The danger of taking songs out of their context is illustrated when Ann Morrison, singing “And We Were Lovers” from “The Sand Pebbles,” breaks down and weeps. The display seems awfully artificial, considering that we have no idea whom she’s singing about.
Nevertheless, Ron Abel’s decades-spanning arrangement of “Thoroughly Modern Millie” gives this section a lift. And Donn Simione gives it a truly grand finale, singing “You” from “The Great Ziegfeld” and tapping his heart out atop a model of New York skyscrapers. Mark Reina choreographed with flair.
The “Spectaculars” section is dedicated to Miklos Rosza but includes only one selection from his work. Rosza’s scores really need a symphony orchestra instead of the four-piece band at the Coast, so it’s just as well that we don’t hear more Rosza. Unfortunately, this reasoning didn’t stop the band from opening Act II with a screechy, synthesized rendition of John Williams’ “Raiders of the Lost Ark (March).” Williams deserves an orchestra no less than Rosza.

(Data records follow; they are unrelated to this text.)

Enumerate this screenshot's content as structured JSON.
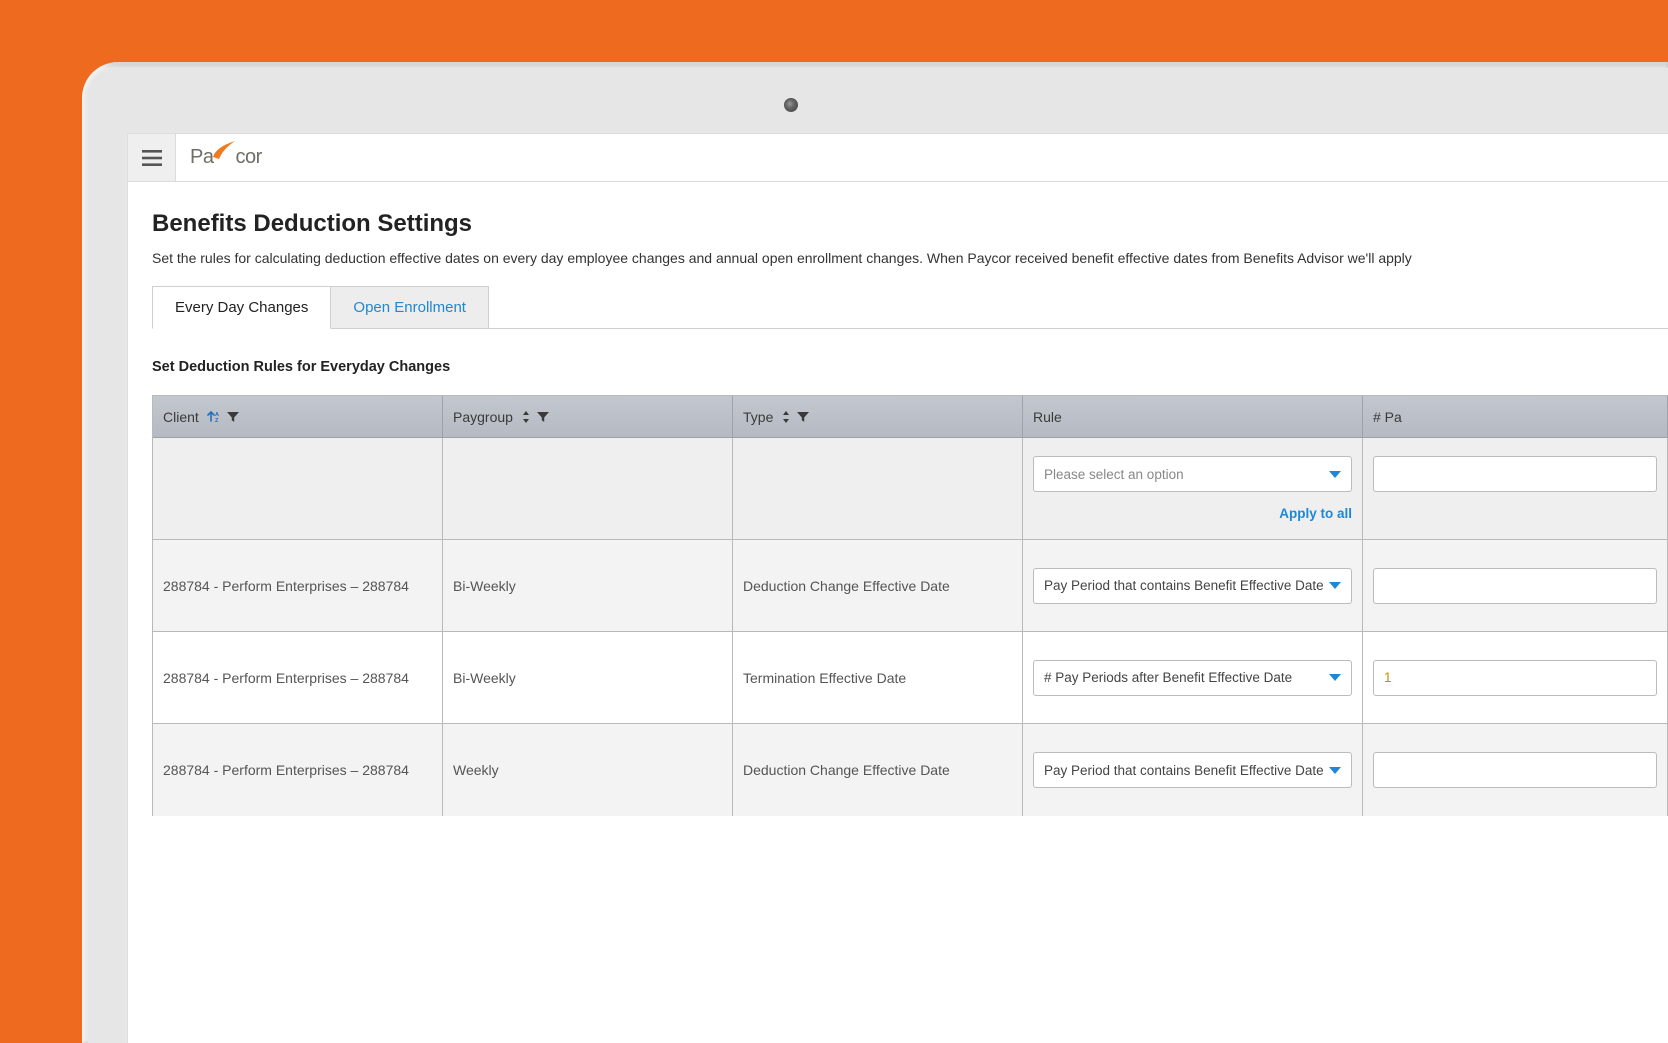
{
  "brand": {
    "name_a": "Pa",
    "name_b": "cor"
  },
  "page": {
    "title": "Benefits Deduction Settings",
    "description": "Set the rules for calculating deduction effective dates on every day employee changes and annual open enrollment changes. When Paycor received benefit effective dates from Benefits Advisor we'll apply"
  },
  "tabs": {
    "everyday": "Every Day Changes",
    "open_enrollment": "Open Enrollment"
  },
  "section": {
    "label": "Set Deduction Rules for Everyday Changes"
  },
  "table": {
    "headers": {
      "client": "Client",
      "paygroup": "Paygroup",
      "type": "Type",
      "rule": "Rule",
      "payperiods": "# Pa"
    },
    "filter_row": {
      "rule_placeholder": "Please select an option",
      "apply_all": "Apply to all"
    },
    "rows": [
      {
        "client": "288784 - Perform Enterprises – 288784",
        "paygroup": "Bi-Weekly",
        "type": "Deduction Change Effective Date",
        "rule": "Pay Period that contains Benefit Effective Date",
        "pp": ""
      },
      {
        "client": "288784 - Perform Enterprises – 288784",
        "paygroup": "Bi-Weekly",
        "type": "Termination Effective Date",
        "rule": "# Pay Periods after Benefit Effective Date",
        "pp": "1"
      },
      {
        "client": "288784 - Perform Enterprises – 288784",
        "paygroup": "Weekly",
        "type": "Deduction Change Effective Date",
        "rule": "Pay Period that contains Benefit Effective Date",
        "pp": ""
      }
    ]
  }
}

Next up is Bill Hutton, staring soulfully at Rita Hayworth portraits before launching into “Time After Time.” This is the show’s worst bit of miscasting; Hutton looks too boyishly blond and contemporary to remember Hayworth. However, his looks are ideal for the clever selection of “Saturday Matinee” music that follows.
Here, the cast changes into beach clothes, the better to hear Leonard croon “Tammy” and to place Peter Marc’s amusing impersonation of a beach-boy airhead singing “Gidget” into the right context. Costumer Madeline Ann Kozlowski, whose eye for the performers’ best colors is acute throughout the show, rises to the occasion of creating outfits for the title characters in the theme from “Attack of the Killer Tomatoes.”

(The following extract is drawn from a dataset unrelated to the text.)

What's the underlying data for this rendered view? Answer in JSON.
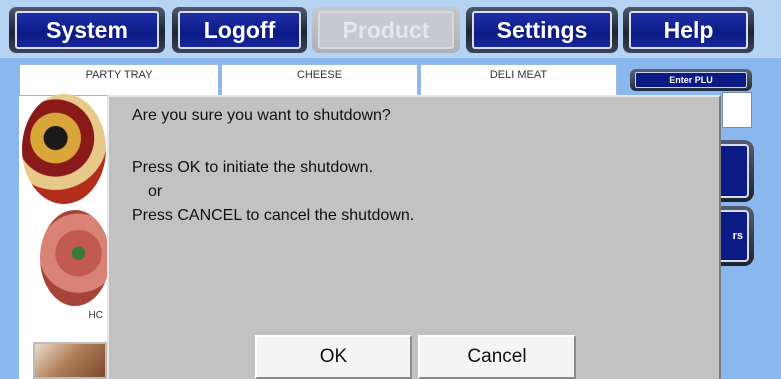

A travelogue medley concludes the show, ranging from “Paducah” to “Sayonara” to “Viva! Las Vegas"--which features funny Leslie Easterbrook as a dingbat showgirl whispering the “Viva” through properly wetted lips. This section includes two “Autumn in . . . " songs (one too many), but it also offers the pleasures of Simione and Morrison in “A Foggy Day” and Morrison leading the company in “Somewhere Out There.”

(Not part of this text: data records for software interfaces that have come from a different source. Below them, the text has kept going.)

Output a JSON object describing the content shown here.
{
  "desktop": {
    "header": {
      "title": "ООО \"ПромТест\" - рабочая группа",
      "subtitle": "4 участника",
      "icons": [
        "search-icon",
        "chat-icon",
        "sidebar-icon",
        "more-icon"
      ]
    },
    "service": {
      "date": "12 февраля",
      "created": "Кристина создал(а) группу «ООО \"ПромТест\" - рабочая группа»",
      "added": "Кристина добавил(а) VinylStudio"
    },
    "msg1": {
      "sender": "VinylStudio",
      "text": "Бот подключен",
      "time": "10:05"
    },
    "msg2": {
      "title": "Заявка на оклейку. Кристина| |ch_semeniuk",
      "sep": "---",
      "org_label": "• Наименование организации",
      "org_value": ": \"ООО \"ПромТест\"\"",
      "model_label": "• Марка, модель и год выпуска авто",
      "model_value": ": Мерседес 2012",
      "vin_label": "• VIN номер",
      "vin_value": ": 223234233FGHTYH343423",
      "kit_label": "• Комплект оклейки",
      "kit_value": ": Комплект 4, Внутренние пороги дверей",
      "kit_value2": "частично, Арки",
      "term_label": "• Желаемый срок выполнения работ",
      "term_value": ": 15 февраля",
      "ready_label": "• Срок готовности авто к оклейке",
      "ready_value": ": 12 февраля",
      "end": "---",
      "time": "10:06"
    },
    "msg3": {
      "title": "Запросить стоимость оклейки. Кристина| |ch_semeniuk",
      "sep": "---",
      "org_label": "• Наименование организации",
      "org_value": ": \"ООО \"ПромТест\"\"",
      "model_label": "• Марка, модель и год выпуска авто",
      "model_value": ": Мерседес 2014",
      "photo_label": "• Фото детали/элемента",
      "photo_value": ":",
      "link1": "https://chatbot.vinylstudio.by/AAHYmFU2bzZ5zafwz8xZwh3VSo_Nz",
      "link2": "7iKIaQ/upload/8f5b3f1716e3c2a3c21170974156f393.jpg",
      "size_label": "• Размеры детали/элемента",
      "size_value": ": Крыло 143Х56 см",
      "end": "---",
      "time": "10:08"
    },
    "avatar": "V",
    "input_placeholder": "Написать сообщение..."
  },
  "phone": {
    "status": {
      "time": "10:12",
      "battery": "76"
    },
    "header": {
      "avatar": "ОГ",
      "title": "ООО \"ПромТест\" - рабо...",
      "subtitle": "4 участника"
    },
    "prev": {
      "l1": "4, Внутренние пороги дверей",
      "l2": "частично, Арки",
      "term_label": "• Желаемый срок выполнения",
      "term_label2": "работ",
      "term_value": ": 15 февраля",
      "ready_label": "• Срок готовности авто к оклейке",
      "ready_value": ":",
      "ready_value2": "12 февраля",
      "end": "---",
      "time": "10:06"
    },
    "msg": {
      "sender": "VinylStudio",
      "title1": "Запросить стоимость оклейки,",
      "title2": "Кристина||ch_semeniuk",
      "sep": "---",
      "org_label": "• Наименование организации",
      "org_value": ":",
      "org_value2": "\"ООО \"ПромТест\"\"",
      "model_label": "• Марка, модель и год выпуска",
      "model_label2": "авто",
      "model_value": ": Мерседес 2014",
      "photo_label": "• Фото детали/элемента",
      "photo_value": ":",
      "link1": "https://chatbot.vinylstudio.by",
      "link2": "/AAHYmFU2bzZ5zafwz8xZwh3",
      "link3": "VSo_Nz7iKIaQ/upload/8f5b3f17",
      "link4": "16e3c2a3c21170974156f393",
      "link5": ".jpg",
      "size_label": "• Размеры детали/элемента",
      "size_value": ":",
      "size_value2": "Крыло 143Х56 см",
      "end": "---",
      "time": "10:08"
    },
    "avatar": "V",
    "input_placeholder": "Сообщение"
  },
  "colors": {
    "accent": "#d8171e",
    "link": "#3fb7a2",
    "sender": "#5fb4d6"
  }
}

The voices are not quite as impressive in this edition of “Blame It” as in the first, although Dinah Lenney displays a wide and rich range. Billy Barnes wrote additional musical material, and David Galligan staged “Blame It” with expert help from designers Jon Gottlieb (sound), Michael Gilliam (lighting) and Deborah Raymond and Dorian Vernacchio (sets).
At 8325 Santa Monica Blvd., Wednesdays, Thursdays and Fridays at 8 p.m., Saturdays at 7 p.m. and 10 p.m., Sundays at 4 p.m. and 8 p.m., through Nov. 27. Tickets: $18-$24; (213) 650-8507.